Best of all, it was a true poor man's weapon--it's appeal with the English lay in the fact that large numbers of men could be mustered and equipped for very little cost, and as long as you kept the cavalry off them, they would tear opponents to pieces, as the French found out during the Hundred Years War.
It was hell on bodies, though--old skeletons from the era show bowed spines from constantly pulling such a huge amount of weight.
A man's weapon, no doubt....
Oooh... I've met men who can use a longbow...
I can only load one using my legs...
Erm, before anybody says anything, I meant I can only load a longbow using all my body, not loading the men who use them"
Damn, and here I was all ready to head down to the local archery shop ;)
Long bows rock. Once you get them strung any decent archer can knock someone off their horse from a football field away, or off the bleachers from across the gym.... not that I did that or anything. *wink*
The story about the middle finger salue deriving from longbowmen is yet another urban legend. A good summary of the origin of this particular story, and why it's silly, is here:
I will add, from my own experience using bows, that the middle finger is not essential to drawing the string. You get better results that way, but index-and-thumb was used for a long time with decent results, and index-and-ring-finger would also work if there was a problem with the middle finger.
Rollory, have you ever tried to shoot a genuine, hand-made longbow with a 170-pound draw? That's a got-dam man's job there, because there ain't no pulleys or mechanical contraptions to help you draw the arrow. It's pure muscle.
And if YOU can do that using nothing but your index and ring finger, I wanna watch.
I'll be highly impressed.
Heaviest bow I ever saw was a 140#'r..
Took the bowyers at Easton 6 tries to get one that
would stay together.
About a week after I got my first longbow an acquaintance invited me to shoot his bow. 90# draw. I shot a dozen arrows before I couldn't get to full draw anymore. I was proud of myself until the next day when evey muscle in my chest was screaming in agony. Guy that owned the bow was in his mid-60's and allowed as how he'd had to have it reworked since he had trouble handling 120# anymore.
I remember a talk someone gave at a conference I attended about 25 years ago. He was talking about people and the space they want around themselves to be comfortable. He was talking about getting into an elevator. Most people who get into an elevator go for the corners. He said next time get into an elevator with someone and stand in the middle of the side where they are in the corner. The other person will fidget and try to get as far away as possible. Don't even have to look at them or even move at all. They become very uncomfortable and sometimes even get off on the wrong floor just to get away.

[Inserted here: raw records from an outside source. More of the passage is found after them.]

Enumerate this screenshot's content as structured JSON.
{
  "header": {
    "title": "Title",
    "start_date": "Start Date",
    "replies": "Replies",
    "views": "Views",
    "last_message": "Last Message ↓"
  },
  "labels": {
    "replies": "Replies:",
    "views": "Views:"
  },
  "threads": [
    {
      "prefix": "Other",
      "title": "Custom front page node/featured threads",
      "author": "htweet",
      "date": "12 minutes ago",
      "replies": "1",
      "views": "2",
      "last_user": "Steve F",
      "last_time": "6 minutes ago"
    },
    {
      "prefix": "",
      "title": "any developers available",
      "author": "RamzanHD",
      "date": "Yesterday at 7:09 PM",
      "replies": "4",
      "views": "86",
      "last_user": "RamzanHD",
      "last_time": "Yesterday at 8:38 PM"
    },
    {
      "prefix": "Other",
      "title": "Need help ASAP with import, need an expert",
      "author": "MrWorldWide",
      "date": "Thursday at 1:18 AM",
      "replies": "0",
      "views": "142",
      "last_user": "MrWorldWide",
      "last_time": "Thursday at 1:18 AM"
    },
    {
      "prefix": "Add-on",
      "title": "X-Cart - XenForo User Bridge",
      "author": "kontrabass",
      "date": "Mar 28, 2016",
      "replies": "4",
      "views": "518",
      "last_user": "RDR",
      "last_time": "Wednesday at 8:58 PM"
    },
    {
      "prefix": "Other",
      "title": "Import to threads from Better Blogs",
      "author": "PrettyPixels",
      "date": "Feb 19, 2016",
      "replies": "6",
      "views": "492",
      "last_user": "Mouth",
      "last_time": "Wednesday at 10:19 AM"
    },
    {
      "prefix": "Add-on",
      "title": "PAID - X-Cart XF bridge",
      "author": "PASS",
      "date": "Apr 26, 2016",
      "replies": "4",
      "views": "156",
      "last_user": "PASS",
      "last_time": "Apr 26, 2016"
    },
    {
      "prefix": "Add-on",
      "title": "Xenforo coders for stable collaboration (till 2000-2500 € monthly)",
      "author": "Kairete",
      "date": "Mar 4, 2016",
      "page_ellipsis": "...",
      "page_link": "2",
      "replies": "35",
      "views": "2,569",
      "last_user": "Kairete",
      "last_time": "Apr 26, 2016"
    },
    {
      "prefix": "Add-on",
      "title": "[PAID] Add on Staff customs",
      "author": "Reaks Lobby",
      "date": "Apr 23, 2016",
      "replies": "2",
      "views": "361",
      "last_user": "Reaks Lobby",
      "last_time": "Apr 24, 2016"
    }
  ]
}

I remember getting on a subway here in NYC that was rather crowded. One guy was standing by the door and another was in the middle of the aisle. The guy in the middle glanced at the guy at the door several times. When they got off the car, the guy at the door and the guy in the middle had a knife fight because the one was "looking" at the other. He was not even staring at him, just glancing occasionally.
This whole body language thing is fascinating in that there is so much you can say or not say just by the way you stand or sit or look around.
170 pounds? No, and I know better than to try. But I don't see why the ring finger would be inherently that much weaker than the middle finger - particularly if you train it up. Most of the work is being done by the arm; the fingers just have to hold on.